The Carleton University Students Association voted Monday night overwhelmingly in favour of choosing a new charity to support during its orientation week in September, in lieu of Shinerama, which raises money for the Canadian Cystic Fibrosis Foundation.
The student council motion stated that orientation week "strives to be inclusive" and "all orientees and volunteers should feel like their fundraising efforts will serve their diverse communities.
I don't really know where to begin with this bit of stupidity. I suppose I could point out that the white, male sufferers of CF have mothers and sisters who might not share Carlton Student Council's views on the alleged non-inclusiveness of the disease. It might also be relevant to suggest that anything that benefits any sick person also benefits the community at large. That's what we're talking about, right? Community?
I'm wondering too if men might reconsider donating money to something like breast cancer research, or white people might decide to stop giving money to help those with sickle cell anemia. These are just examples that came into my head after thinking about this for about, oh, two seconds. Has Carlton Student Council thought any of this stuff through?
And then we have this (from the above-linked CBC article; emphases added):
The Canadian Cystic Fibrosis Foundation called the student council's decision "crushing."Narrow-minded indeed. And stupid.
Nadine Imbleau Redman, spokeswoman for the foundation, said it's also not true that the disease affects only white people. The disease does affect mainly Caucasians, but that includes Europeans, Indians and people from the Middle East, she said.

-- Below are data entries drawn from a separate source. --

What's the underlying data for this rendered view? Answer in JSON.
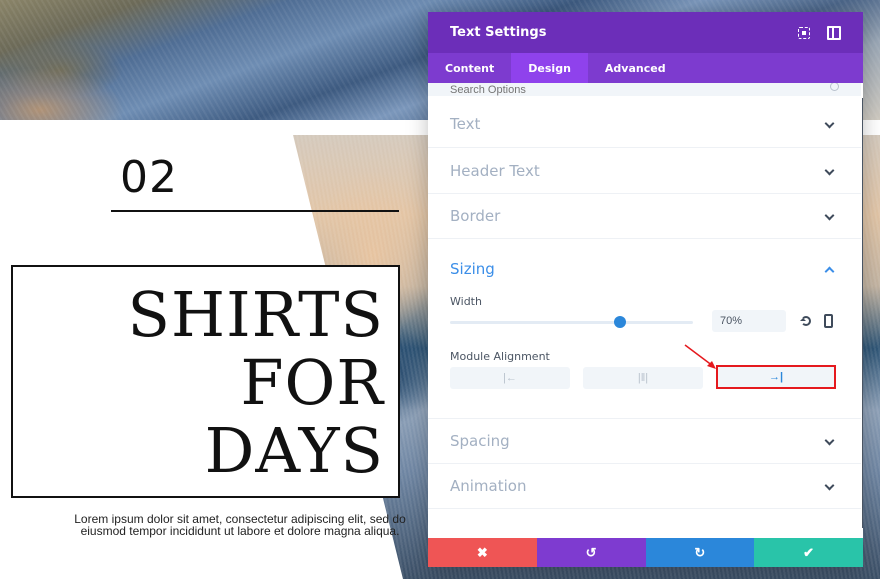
{
  "page": {
    "number": "02",
    "title_lines": [
      "SHIRTS",
      "FOR",
      "DAYS"
    ],
    "body_text_line1": "Lorem ipsum dolor sit amet, consectetur adipiscing elit, sed do",
    "body_text_line2": "eiusmod tempor incididunt ut labore et dolore magna aliqua."
  },
  "modal": {
    "title": "Text Settings",
    "header_icons": [
      "expand-icon",
      "sidebar-toggle-icon"
    ],
    "tabs": [
      {
        "label": "Content",
        "active": false
      },
      {
        "label": "Design",
        "active": true
      },
      {
        "label": "Advanced",
        "active": false
      }
    ],
    "search": {
      "placeholder": "Search Options"
    },
    "sections": [
      {
        "label": "Text",
        "open": false
      },
      {
        "label": "Header Text",
        "open": false
      },
      {
        "label": "Border",
        "open": false
      },
      {
        "label": "Sizing",
        "open": true
      },
      {
        "label": "Spacing",
        "open": false
      },
      {
        "label": "Animation",
        "open": false
      }
    ],
    "sizing": {
      "width_label": "Width",
      "width_value": "70%",
      "width_slider_percent": 70,
      "module_alignment_label": "Module Alignment",
      "alignment_options": [
        {
          "name": "left",
          "glyph": "|←"
        },
        {
          "name": "center",
          "glyph": "|‖|"
        },
        {
          "name": "right",
          "glyph": "→|"
        }
      ],
      "selected_alignment": "right"
    },
    "footer": {
      "discard_icon": "✖",
      "undo_icon": "↺",
      "redo_icon": "↻",
      "save_icon": "✔"
    },
    "colors": {
      "header": "#6c2eb9",
      "tabs": "#7d3bcf",
      "active_tab": "#8f42ec",
      "accent_blue": "#2b87da",
      "discard": "#ef5555",
      "undo": "#7e3bd0",
      "redo": "#2b87da",
      "save": "#29c4a9",
      "highlight": "#e5191e"
    }
  }
}
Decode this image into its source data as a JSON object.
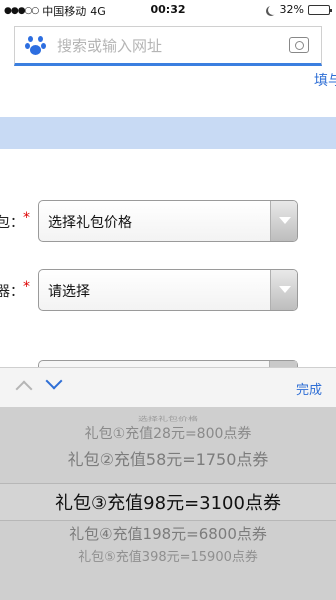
{
  "status_bar": {
    "carrier": "中国移动",
    "network": "4G",
    "time": "00:32",
    "battery": "32%",
    "battery_level": 0.32
  },
  "search": {
    "placeholder": "搜索或输入网址"
  },
  "header": {
    "action": "填与"
  },
  "form": {
    "row1": {
      "label": "包：",
      "required": "*",
      "value": "选择礼包价格"
    },
    "row2": {
      "label": "器：",
      "required": "*",
      "value": "请选择"
    }
  },
  "picker": {
    "done_label": "完成",
    "options": [
      "选择礼包价格",
      "礼包①充值28元=800点券",
      "礼包②充值58元=1750点券",
      "礼包③充值98元=3100点券",
      "礼包④充值198元=6800点券",
      "礼包⑤充值398元=15900点券"
    ],
    "selected_index": 3
  },
  "colors": {
    "accent": "#2f6fd6",
    "band": "#c8daf4",
    "required": "#dd0000"
  }
}
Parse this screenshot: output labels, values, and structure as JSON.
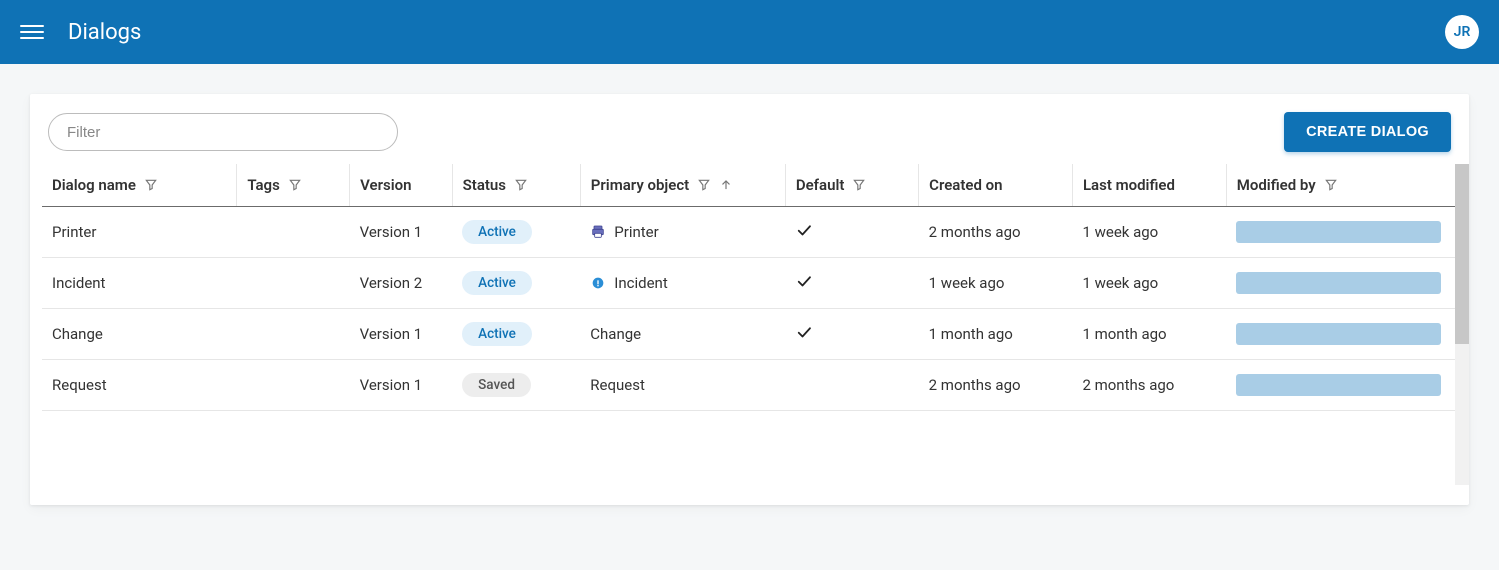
{
  "header": {
    "title": "Dialogs",
    "avatar_initials": "JR"
  },
  "toolbar": {
    "filter_placeholder": "Filter",
    "create_label": "CREATE DIALOG"
  },
  "columns": {
    "name": "Dialog name",
    "tags": "Tags",
    "version": "Version",
    "status": "Status",
    "primary_object": "Primary object",
    "default": "Default",
    "created_on": "Created on",
    "last_modified": "Last modified",
    "modified_by": "Modified by"
  },
  "status_labels": {
    "active": "Active",
    "saved": "Saved"
  },
  "rows": [
    {
      "name": "Printer",
      "tags": "",
      "version": "Version 1",
      "status": "active",
      "object": "Printer",
      "object_icon": "printer",
      "default": true,
      "created_on": "2 months ago",
      "last_modified": "1 week ago"
    },
    {
      "name": "Incident",
      "tags": "",
      "version": "Version 2",
      "status": "active",
      "object": "Incident",
      "object_icon": "incident",
      "default": true,
      "created_on": "1 week ago",
      "last_modified": "1 week ago"
    },
    {
      "name": "Change",
      "tags": "",
      "version": "Version 1",
      "status": "active",
      "object": "Change",
      "object_icon": "",
      "default": true,
      "created_on": "1 month ago",
      "last_modified": "1 month ago"
    },
    {
      "name": "Request",
      "tags": "",
      "version": "Version 1",
      "status": "saved",
      "object": "Request",
      "object_icon": "",
      "default": false,
      "created_on": "2 months ago",
      "last_modified": "2 months ago"
    }
  ]
}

Debbie Foster, whose six-year-old daughter Vicky has cystic fibrosis, said she thinks the decision is narrow-minded.